Primary symptoms

High temperature: Senescence along the edges of lower leaves. Upper leaves show yellowing and bleaching due to photo-oxidation.
Low temperature: Early growth slow and leaves may turn purple. Symptoms disappear as the plant grows.
Frost damage: Uppermost exposed leaves dried off. Leaves Inside the canopy are protected from low temperatures and remain green.
Low radiation: Look for thin stems and tall, thin (etiolated) plants.

Confirm your findings below.


The maize crop can tolerate a wide range of temperatures (from 5 to 45°C), but very low or very high temperatures can have a negative effect on yield. Usually a farmer cannot do much to change the effect of temperature other than shift the planting date slightly or plant a better adapted or earlier maturing variety. Maize varieties do differ significantly in their temperature responses.

The crop is usually not damaged by high sunlight unless it is also under temperature or drought stress. The crop is often affected by low sunlight when extended periods of cloudy weather occur, especially if they coincide with flowering. Again, the farmer often cannot do much to change the amount of sunlight available to the crop, but it is important that you are able to recognize the symptoms associated with these problems so that you do not confuse them with other factors.

Is sun or temperature a problem?
Evidence: low temperatures.

  1. Look over the field between emergence and the V3 stage. Are the plants growing slowly, and do they have a purplish color? This symptom can indicate P deficiency, but it can also result from low temperatures even if P supply in the soil is adequate.

  2. Look for symptoms of frost damage.

Evidence: high temperatures.

  1. Is germination poor? If the soil temperature in the top 5 cm was above 40°C, seed sown at 5 cm or less may have been damaged. The seed is swollen with water, but will not germinate. Deeper planting may avoid this problem.

  2. Look for symptoms of photo-oxidation (yellowing or bleaching of the leaves), especially on those areas of the leaves which are at right angles to the sun's rays at midday.

  3. Look for sterile tassels, poor seed set, and/or firing of upper leaves. The leaves may be a pale green color due to the effects of high temperatures on chlorophyll formation.

Evidence: low radiation (sunlight).

NOTE: These symptoms can result from many other causes as well. You should check records on the hours of bright sunlight, look at rainfall records, and talk to farmers about the growing conditions during the season before concluding that low radiation was the cause of these symptoms.

  1. Look for thin stems and tall, thin (etiolated) plants.

  2. Look for a low number of ears/plant (below 0.9) and extensive lodging.
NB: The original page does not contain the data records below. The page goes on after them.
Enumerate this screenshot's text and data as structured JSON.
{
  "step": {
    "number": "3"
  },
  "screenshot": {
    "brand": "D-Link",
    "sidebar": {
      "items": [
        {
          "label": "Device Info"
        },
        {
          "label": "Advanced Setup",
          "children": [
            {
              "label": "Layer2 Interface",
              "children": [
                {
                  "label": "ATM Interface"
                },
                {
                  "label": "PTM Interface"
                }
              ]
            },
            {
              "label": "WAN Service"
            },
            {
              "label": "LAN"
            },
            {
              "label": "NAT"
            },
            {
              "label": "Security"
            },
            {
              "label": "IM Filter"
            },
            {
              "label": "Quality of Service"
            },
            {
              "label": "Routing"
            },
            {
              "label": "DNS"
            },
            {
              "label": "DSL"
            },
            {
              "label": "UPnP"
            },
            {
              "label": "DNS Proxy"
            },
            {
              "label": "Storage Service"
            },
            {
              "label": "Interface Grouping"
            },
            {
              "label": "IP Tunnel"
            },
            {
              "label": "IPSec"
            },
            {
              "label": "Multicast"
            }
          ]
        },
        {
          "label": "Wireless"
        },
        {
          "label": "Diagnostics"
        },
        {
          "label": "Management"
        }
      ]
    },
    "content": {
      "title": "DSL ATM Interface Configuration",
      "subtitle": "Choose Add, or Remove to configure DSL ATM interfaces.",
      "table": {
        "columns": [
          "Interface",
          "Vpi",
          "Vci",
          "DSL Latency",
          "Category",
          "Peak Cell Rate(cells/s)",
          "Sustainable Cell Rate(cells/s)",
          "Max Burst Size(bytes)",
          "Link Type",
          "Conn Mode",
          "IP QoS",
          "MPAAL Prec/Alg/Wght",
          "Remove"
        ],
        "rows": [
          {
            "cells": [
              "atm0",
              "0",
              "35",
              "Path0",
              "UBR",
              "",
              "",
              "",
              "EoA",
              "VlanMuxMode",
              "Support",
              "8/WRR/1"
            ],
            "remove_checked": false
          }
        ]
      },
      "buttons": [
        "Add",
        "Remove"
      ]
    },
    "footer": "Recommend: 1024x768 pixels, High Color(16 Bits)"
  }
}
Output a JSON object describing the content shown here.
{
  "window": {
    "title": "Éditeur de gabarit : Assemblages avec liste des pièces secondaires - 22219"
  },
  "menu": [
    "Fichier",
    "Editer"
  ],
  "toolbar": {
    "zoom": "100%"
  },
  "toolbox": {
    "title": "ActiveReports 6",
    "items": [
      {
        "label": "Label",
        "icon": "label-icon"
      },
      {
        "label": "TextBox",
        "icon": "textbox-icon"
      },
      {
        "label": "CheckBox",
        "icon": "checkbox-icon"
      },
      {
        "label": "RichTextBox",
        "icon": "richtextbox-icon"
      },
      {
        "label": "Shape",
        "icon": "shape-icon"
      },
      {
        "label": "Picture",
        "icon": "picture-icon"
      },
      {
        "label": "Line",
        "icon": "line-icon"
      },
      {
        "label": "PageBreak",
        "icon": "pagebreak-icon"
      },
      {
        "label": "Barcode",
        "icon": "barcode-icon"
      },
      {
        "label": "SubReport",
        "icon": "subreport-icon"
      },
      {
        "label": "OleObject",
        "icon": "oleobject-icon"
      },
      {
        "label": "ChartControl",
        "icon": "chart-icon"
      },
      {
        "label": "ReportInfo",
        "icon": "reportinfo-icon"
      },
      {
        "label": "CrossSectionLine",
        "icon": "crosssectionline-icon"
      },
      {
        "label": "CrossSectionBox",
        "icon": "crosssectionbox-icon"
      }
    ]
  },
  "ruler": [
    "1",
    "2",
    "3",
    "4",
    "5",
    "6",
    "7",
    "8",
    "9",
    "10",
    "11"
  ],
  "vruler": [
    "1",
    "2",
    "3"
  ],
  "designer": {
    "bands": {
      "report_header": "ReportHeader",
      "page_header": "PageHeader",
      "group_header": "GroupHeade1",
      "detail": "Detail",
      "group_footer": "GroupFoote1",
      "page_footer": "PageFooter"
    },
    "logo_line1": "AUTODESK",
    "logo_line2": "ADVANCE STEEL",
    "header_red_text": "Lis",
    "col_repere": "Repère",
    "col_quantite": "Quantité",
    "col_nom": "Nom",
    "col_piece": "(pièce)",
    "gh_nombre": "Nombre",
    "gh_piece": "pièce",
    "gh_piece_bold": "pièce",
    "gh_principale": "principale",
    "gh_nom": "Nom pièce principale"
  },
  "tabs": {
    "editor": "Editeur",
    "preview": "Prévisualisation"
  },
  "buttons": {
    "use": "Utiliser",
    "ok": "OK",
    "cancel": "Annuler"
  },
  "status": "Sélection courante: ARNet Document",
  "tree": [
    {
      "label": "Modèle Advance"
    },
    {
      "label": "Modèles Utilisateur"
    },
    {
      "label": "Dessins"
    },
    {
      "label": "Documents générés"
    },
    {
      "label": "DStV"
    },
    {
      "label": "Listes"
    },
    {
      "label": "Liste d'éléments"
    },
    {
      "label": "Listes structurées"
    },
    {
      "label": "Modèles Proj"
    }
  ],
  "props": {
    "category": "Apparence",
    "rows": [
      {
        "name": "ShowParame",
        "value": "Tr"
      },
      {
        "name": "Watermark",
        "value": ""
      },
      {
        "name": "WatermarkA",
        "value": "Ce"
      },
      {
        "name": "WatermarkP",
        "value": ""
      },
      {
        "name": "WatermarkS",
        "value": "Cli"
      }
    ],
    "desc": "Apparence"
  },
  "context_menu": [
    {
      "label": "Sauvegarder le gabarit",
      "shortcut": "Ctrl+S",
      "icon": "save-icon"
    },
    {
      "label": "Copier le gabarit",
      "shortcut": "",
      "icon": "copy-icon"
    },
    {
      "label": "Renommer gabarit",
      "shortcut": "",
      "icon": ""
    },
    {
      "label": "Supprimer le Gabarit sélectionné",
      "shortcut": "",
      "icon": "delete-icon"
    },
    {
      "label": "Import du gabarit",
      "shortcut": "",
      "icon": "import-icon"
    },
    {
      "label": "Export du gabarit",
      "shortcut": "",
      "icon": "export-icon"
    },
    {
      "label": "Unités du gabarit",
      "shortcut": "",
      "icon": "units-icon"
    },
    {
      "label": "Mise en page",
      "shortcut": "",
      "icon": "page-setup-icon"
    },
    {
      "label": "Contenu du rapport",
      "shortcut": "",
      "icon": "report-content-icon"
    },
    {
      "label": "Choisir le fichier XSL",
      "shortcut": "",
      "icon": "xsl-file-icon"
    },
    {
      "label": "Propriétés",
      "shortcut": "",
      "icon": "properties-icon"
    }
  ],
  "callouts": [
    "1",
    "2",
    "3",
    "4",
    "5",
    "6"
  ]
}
This could result from low sunlight at flowering.

Evidence: high radiation (sunlight).

  1. Look for symptoms of photo-oxidation. Again, you would expect a problem only if photosynthesis was impaired by drought, micronutrient deficiencies, salinity, low night temperatures, or some other factor.